Dataset rows for apps and sites
%%

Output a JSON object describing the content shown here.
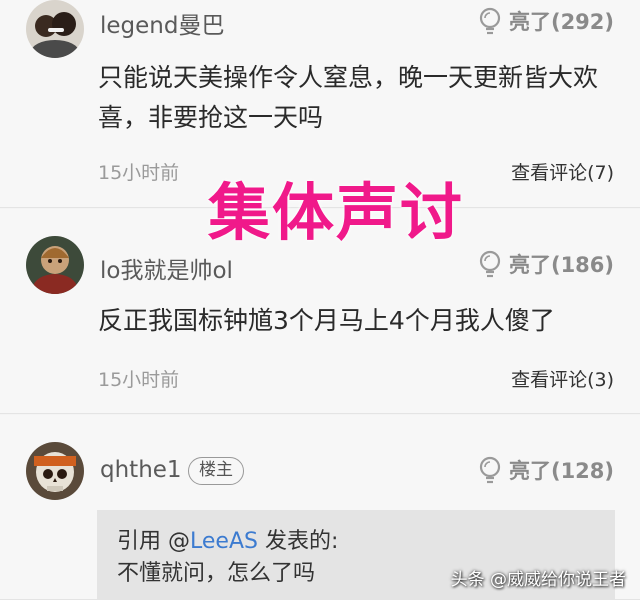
{
  "comments": [
    {
      "username": "legend曼巴",
      "likes": "亮了(292)",
      "text": "只能说天美操作令人窒息，晚一天更新皆大欢喜，非要抢这一天吗",
      "time": "15小时前",
      "replies": "查看评论(7)",
      "avatar_icon": "avatar-photo-icon"
    },
    {
      "username": "lo我就是帅ol",
      "likes": "亮了(186)",
      "text": "反正我国标钟馗3个月马上4个月我人傻了",
      "time": "15小时前",
      "replies": "查看评论(3)",
      "avatar_icon": "avatar-character-icon"
    },
    {
      "username": "qhthe1",
      "badge": "楼主",
      "likes": "亮了(128)",
      "quote_prefix": "引用 @",
      "quote_mention": "LeeAS",
      "quote_suffix": " 发表的:",
      "quote_text": "不懂就问，怎么了吗",
      "avatar_icon": "avatar-skull-icon"
    }
  ],
  "overlay_caption": "集体声讨",
  "watermark": "头条 @威威给你说王者",
  "like_icon": "lightbulb-icon",
  "colors": {
    "caption": "#f0198a",
    "mention": "#3c7bd0",
    "background": "#f7f7f7"
  }
}
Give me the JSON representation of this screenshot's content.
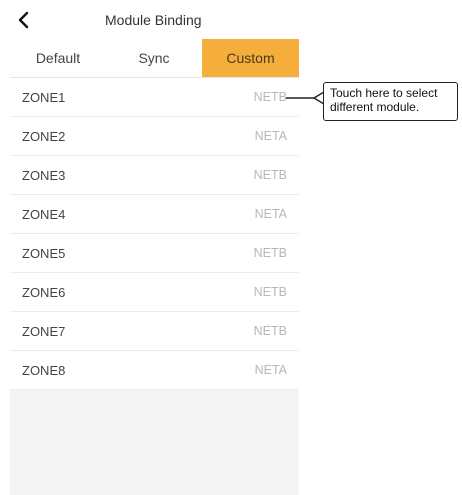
{
  "header": {
    "title": "Module Binding",
    "back_icon": "chevron-left-icon"
  },
  "tabs": [
    {
      "label": "Default",
      "active": false
    },
    {
      "label": "Sync",
      "active": false
    },
    {
      "label": "Custom",
      "active": true
    }
  ],
  "zones": [
    {
      "name": "ZONE1",
      "module": "NETB"
    },
    {
      "name": "ZONE2",
      "module": "NETA"
    },
    {
      "name": "ZONE3",
      "module": "NETB"
    },
    {
      "name": "ZONE4",
      "module": "NETA"
    },
    {
      "name": "ZONE5",
      "module": "NETB"
    },
    {
      "name": "ZONE6",
      "module": "NETB"
    },
    {
      "name": "ZONE7",
      "module": "NETB"
    },
    {
      "name": "ZONE8",
      "module": "NETA"
    }
  ],
  "callout": {
    "line1": "Touch here to select",
    "line2": "different module."
  },
  "colors": {
    "accent": "#f5ae3c",
    "module_text": "#b8b8b8",
    "list_background": "#f4f4f4"
  }
}
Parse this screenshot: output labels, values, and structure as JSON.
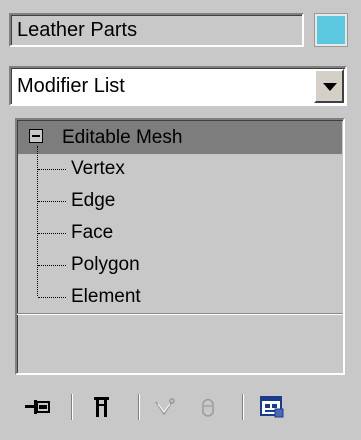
{
  "object_name": {
    "value": "Leather Parts",
    "color": "#5bc8e0"
  },
  "modifier_list": {
    "selected": "Modifier List"
  },
  "stack": {
    "root_label": "Editable Mesh",
    "expanded": true,
    "sub_objects": [
      {
        "label": "Vertex"
      },
      {
        "label": "Edge"
      },
      {
        "label": "Face"
      },
      {
        "label": "Polygon"
      },
      {
        "label": "Element"
      }
    ]
  },
  "toolbar": {
    "buttons": [
      {
        "icon": "pin-stack-icon",
        "enabled": true
      },
      {
        "icon": "show-end-result-icon",
        "enabled": true
      },
      {
        "icon": "make-unique-icon",
        "enabled": false
      },
      {
        "icon": "remove-modifier-icon",
        "enabled": false
      },
      {
        "icon": "configure-modifier-sets-icon",
        "enabled": true
      }
    ]
  }
}
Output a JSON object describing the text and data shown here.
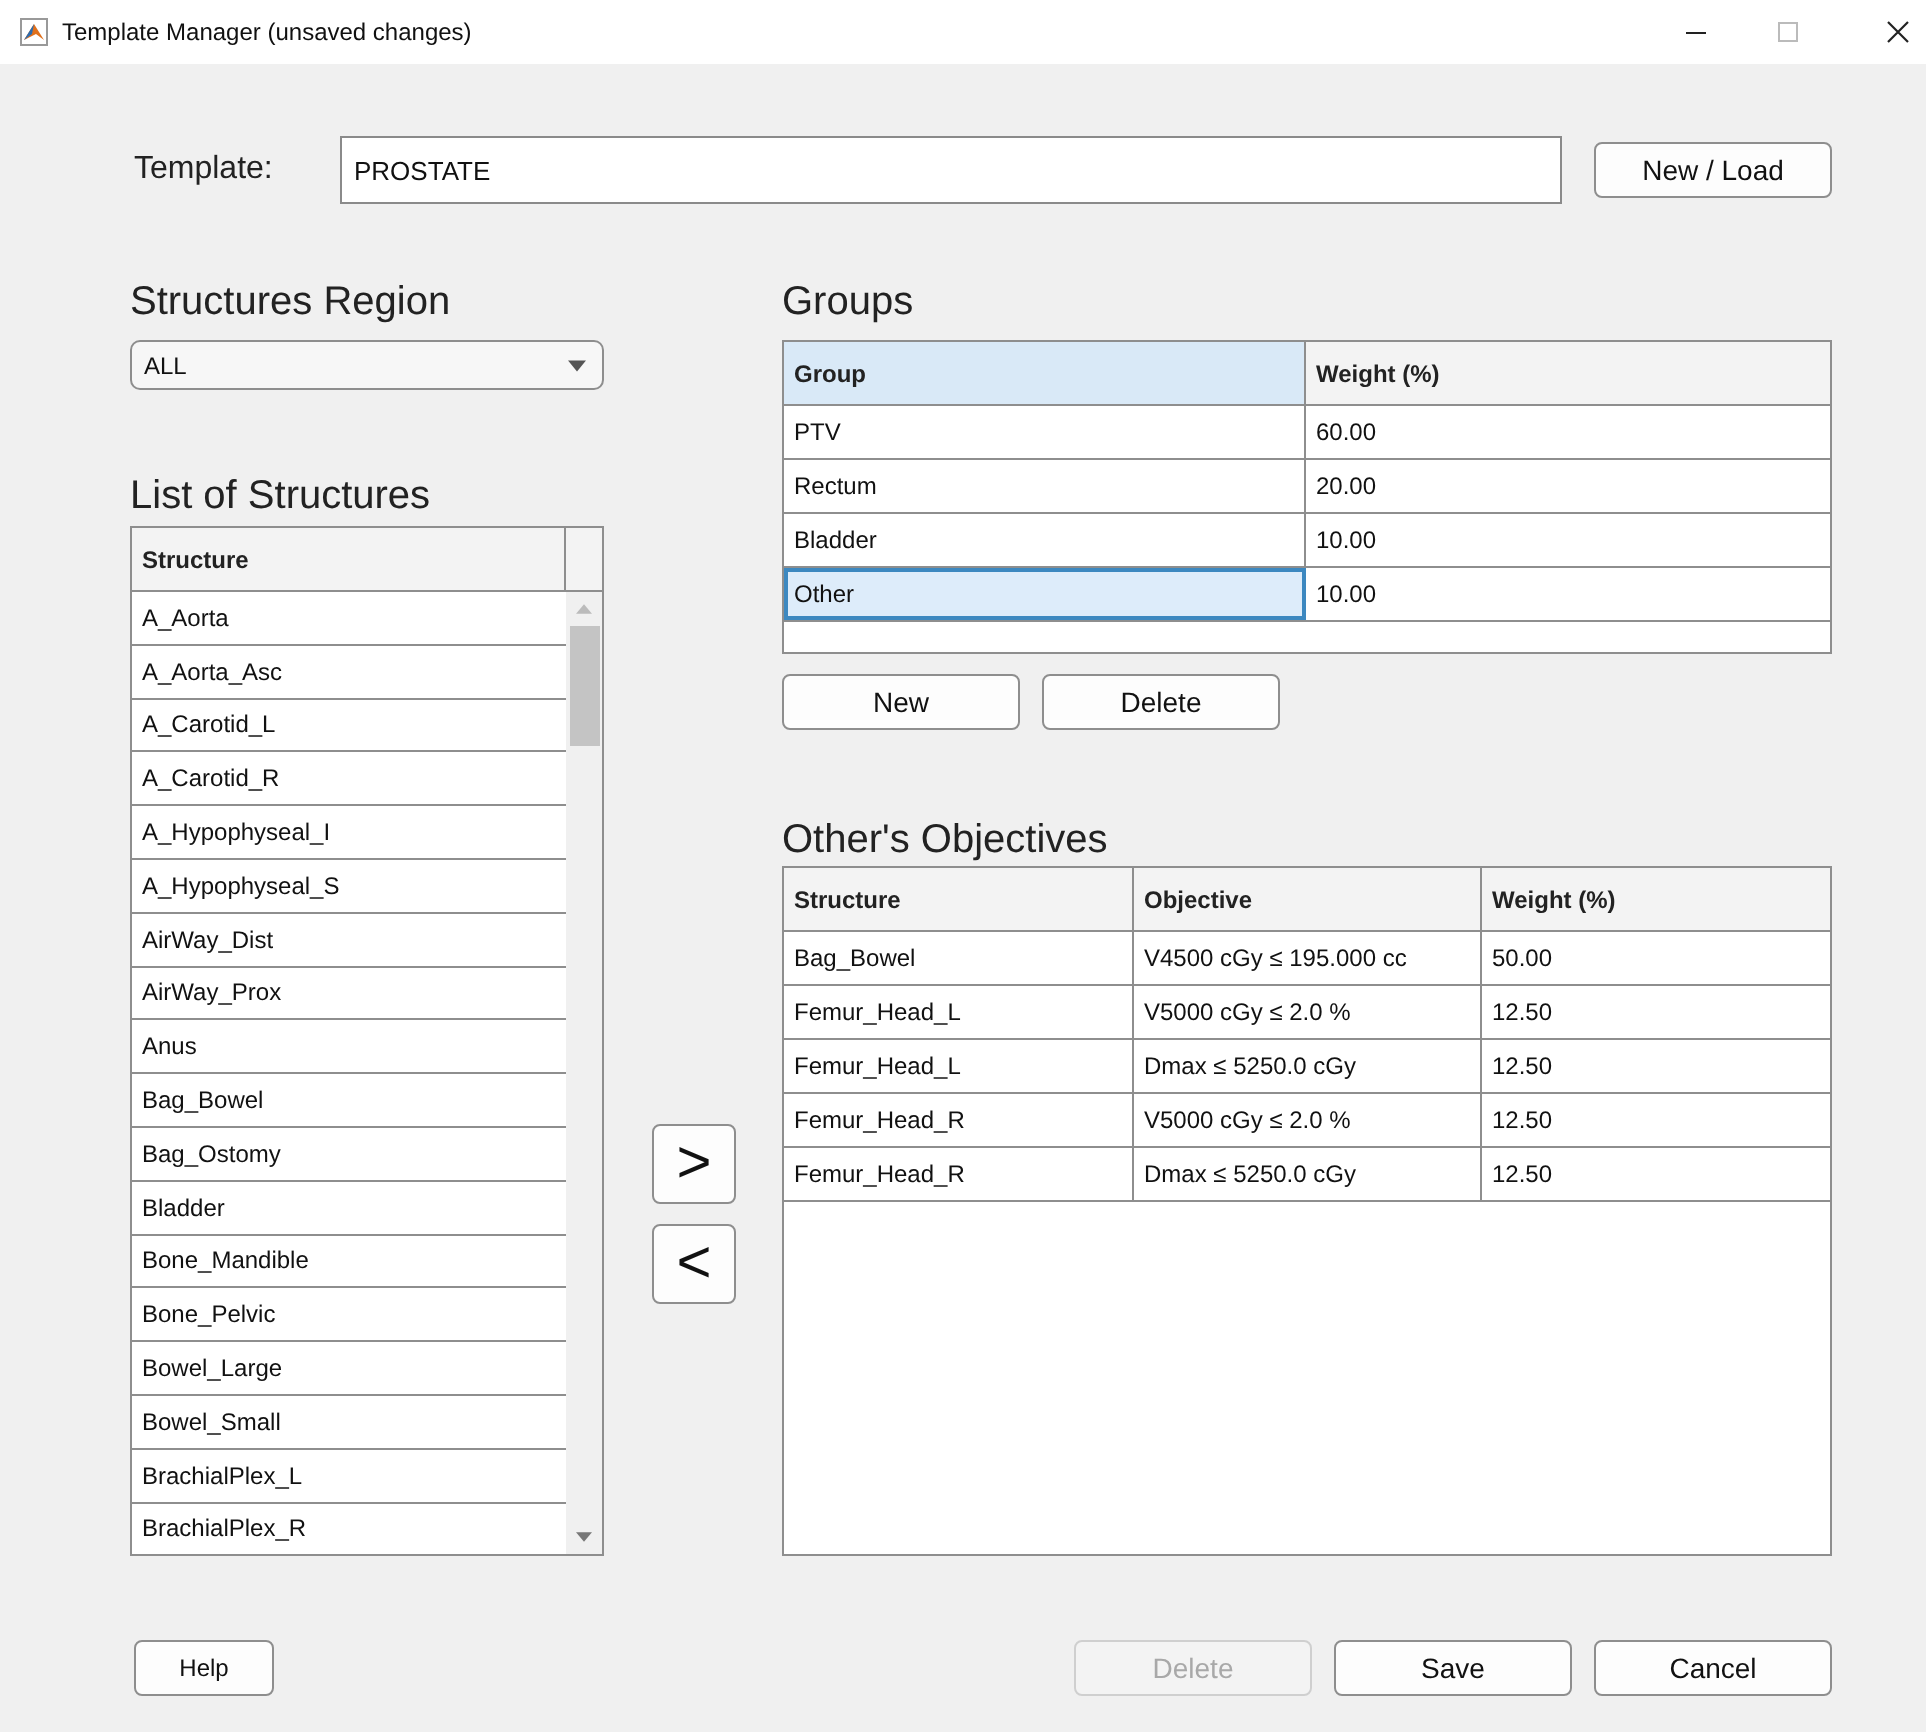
{
  "window": {
    "title": "Template Manager (unsaved changes)"
  },
  "template": {
    "label": "Template:",
    "value": "PROSTATE",
    "button": "New / Load"
  },
  "structures_region": {
    "heading": "Structures Region",
    "value": "ALL"
  },
  "structure_list": {
    "heading": "List of Structures",
    "column": "Structure",
    "items": [
      "A_Aorta",
      "A_Aorta_Asc",
      "A_Carotid_L",
      "A_Carotid_R",
      "A_Hypophyseal_I",
      "A_Hypophyseal_S",
      "AirWay_Dist",
      "AirWay_Prox",
      "Anus",
      "Bag_Bowel",
      "Bag_Ostomy",
      "Bladder",
      "Bone_Mandible",
      "Bone_Pelvic",
      "Bowel_Large",
      "Bowel_Small",
      "BrachialPlex_L",
      "BrachialPlex_R"
    ]
  },
  "move_buttons": [
    ">",
    "<"
  ],
  "groups": {
    "heading": "Groups",
    "columns": [
      {
        "label": "Group",
        "selected": true
      },
      {
        "label": "Weight (%)",
        "selected": false
      }
    ],
    "rows": [
      {
        "group": "PTV",
        "weight": "60.00",
        "selected": false
      },
      {
        "group": "Rectum",
        "weight": "20.00",
        "selected": false
      },
      {
        "group": "Bladder",
        "weight": "10.00",
        "selected": false
      },
      {
        "group": "Other",
        "weight": "10.00",
        "selected": true
      }
    ],
    "buttons": [
      "New",
      "Delete"
    ]
  },
  "objectives": {
    "heading": "Other's Objectives",
    "columns": [
      "Structure",
      "Objective",
      "Weight (%)"
    ],
    "rows": [
      [
        "Bag_Bowel",
        "V4500 cGy ≤ 195.000 cc",
        "50.00"
      ],
      [
        "Femur_Head_L",
        "V5000 cGy ≤ 2.0 %",
        "12.50"
      ],
      [
        "Femur_Head_L",
        "Dmax ≤ 5250.0 cGy",
        "12.50"
      ],
      [
        "Femur_Head_R",
        "V5000 cGy ≤ 2.0 %",
        "12.50"
      ],
      [
        "Femur_Head_R",
        "Dmax ≤ 5250.0 cGy",
        "12.50"
      ]
    ]
  },
  "footer": {
    "help": "Help",
    "buttons": [
      {
        "label": "Delete",
        "disabled": true
      },
      {
        "label": "Save",
        "disabled": false
      },
      {
        "label": "Cancel",
        "disabled": false
      }
    ]
  }
}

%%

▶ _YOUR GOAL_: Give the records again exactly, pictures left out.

▶ _ANSWER SECTION_:
Output a JSON object describing the content shown here.
{
  "comments": [
    {
      "username": "legend曼巴",
      "likes": "亮了(292)",
      "text": "只能说天美操作令人窒息，晚一天更新皆大欢喜，非要抢这一天吗",
      "time": "15小时前",
      "replies": "查看评论(7)",
      "avatar_icon": "avatar-photo-icon"
    },
    {
      "username": "lo我就是帅ol",
      "likes": "亮了(186)",
      "text": "反正我国标钟馗3个月马上4个月我人傻了",
      "time": "15小时前",
      "replies": "查看评论(3)",
      "avatar_icon": "avatar-character-icon"
    },
    {
      "username": "qhthe1",
      "badge": "楼主",
      "likes": "亮了(128)",
      "quote_prefix": "引用 @",
      "quote_mention": "LeeAS",
      "quote_suffix": " 发表的:",
      "quote_text": "不懂就问，怎么了吗",
      "avatar_icon": "avatar-skull-icon"
    }
  ],
  "overlay_caption": "集体声讨",
  "watermark": "头条 @威威给你说王者",
  "like_icon": "lightbulb-icon",
  "colors": {
    "caption": "#f0198a",
    "mention": "#3c7bd0",
    "background": "#f7f7f7"
  }
}
Give me the JSON representation of this screenshot's content.
{
  "header": {
    "title": "Module Binding",
    "back_icon": "chevron-left-icon"
  },
  "tabs": [
    {
      "label": "Default",
      "active": false
    },
    {
      "label": "Sync",
      "active": false
    },
    {
      "label": "Custom",
      "active": true
    }
  ],
  "zones": [
    {
      "name": "ZONE1",
      "module": "NETB"
    },
    {
      "name": "ZONE2",
      "module": "NETA"
    },
    {
      "name": "ZONE3",
      "module": "NETB"
    },
    {
      "name": "ZONE4",
      "module": "NETA"
    },
    {
      "name": "ZONE5",
      "module": "NETB"
    },
    {
      "name": "ZONE6",
      "module": "NETB"
    },
    {
      "name": "ZONE7",
      "module": "NETB"
    },
    {
      "name": "ZONE8",
      "module": "NETA"
    }
  ],
  "callout": {
    "line1": "Touch here to select",
    "line2": "different module."
  },
  "colors": {
    "accent": "#f5ae3c",
    "module_text": "#b8b8b8",
    "list_background": "#f4f4f4"
  }
}
Parse this screenshot: output labels, values, and structure as JSON.
{
  "object_name": {
    "value": "Leather Parts",
    "color": "#5bc8e0"
  },
  "modifier_list": {
    "selected": "Modifier List"
  },
  "stack": {
    "root_label": "Editable Mesh",
    "expanded": true,
    "sub_objects": [
      {
        "label": "Vertex"
      },
      {
        "label": "Edge"
      },
      {
        "label": "Face"
      },
      {
        "label": "Polygon"
      },
      {
        "label": "Element"
      }
    ]
  },
  "toolbar": {
    "buttons": [
      {
        "icon": "pin-stack-icon",
        "enabled": true
      },
      {
        "icon": "show-end-result-icon",
        "enabled": true
      },
      {
        "icon": "make-unique-icon",
        "enabled": false
      },
      {
        "icon": "remove-modifier-icon",
        "enabled": false
      },
      {
        "icon": "configure-modifier-sets-icon",
        "enabled": true
      }
    ]
  }
}
Output a JSON object describing the text and data shown here.
{
  "window": {
    "title": "Template Manager (unsaved changes)"
  },
  "template": {
    "label": "Template:",
    "value": "PROSTATE",
    "button": "New / Load"
  },
  "structures_region": {
    "heading": "Structures Region",
    "value": "ALL"
  },
  "structure_list": {
    "heading": "List of Structures",
    "column": "Structure",
    "items": [
      "A_Aorta",
      "A_Aorta_Asc",
      "A_Carotid_L",
      "A_Carotid_R",
      "A_Hypophyseal_I",
      "A_Hypophyseal_S",
      "AirWay_Dist",
      "AirWay_Prox",
      "Anus",
      "Bag_Bowel",
      "Bag_Ostomy",
      "Bladder",
      "Bone_Mandible",
      "Bone_Pelvic",
      "Bowel_Large",
      "Bowel_Small",
      "BrachialPlex_L",
      "BrachialPlex_R"
    ]
  },
  "move_buttons": [
    ">",
    "<"
  ],
  "groups": {
    "heading": "Groups",
    "columns": [
      {
        "label": "Group",
        "selected": true
      },
      {
        "label": "Weight (%)",
        "selected": false
      }
    ],
    "rows": [
      {
        "group": "PTV",
        "weight": "60.00",
        "selected": false
      },
      {
        "group": "Rectum",
        "weight": "20.00",
        "selected": false
      },
      {
        "group": "Bladder",
        "weight": "10.00",
        "selected": false
      },
      {
        "group": "Other",
        "weight": "10.00",
        "selected": true
      }
    ],
    "buttons": [
      "New",
      "Delete"
    ]
  },
  "objectives": {
    "heading": "Other's Objectives",
    "columns": [
      "Structure",
      "Objective",
      "Weight (%)"
    ],
    "rows": [
      [
        "Bag_Bowel",
        "V4500 cGy ≤ 195.000 cc",
        "50.00"
      ],
      [
        "Femur_Head_L",
        "V5000 cGy ≤ 2.0 %",
        "12.50"
      ],
      [
        "Femur_Head_L",
        "Dmax ≤ 5250.0 cGy",
        "12.50"
      ],
      [
        "Femur_Head_R",
        "V5000 cGy ≤ 2.0 %",
        "12.50"
      ],
      [
        "Femur_Head_R",
        "Dmax ≤ 5250.0 cGy",
        "12.50"
      ]
    ]
  },
  "footer": {
    "help": "Help",
    "buttons": [
      {
        "label": "Delete",
        "disabled": true
      },
      {
        "label": "Save",
        "disabled": false
      },
      {
        "label": "Cancel",
        "disabled": false
      }
    ]
  }
}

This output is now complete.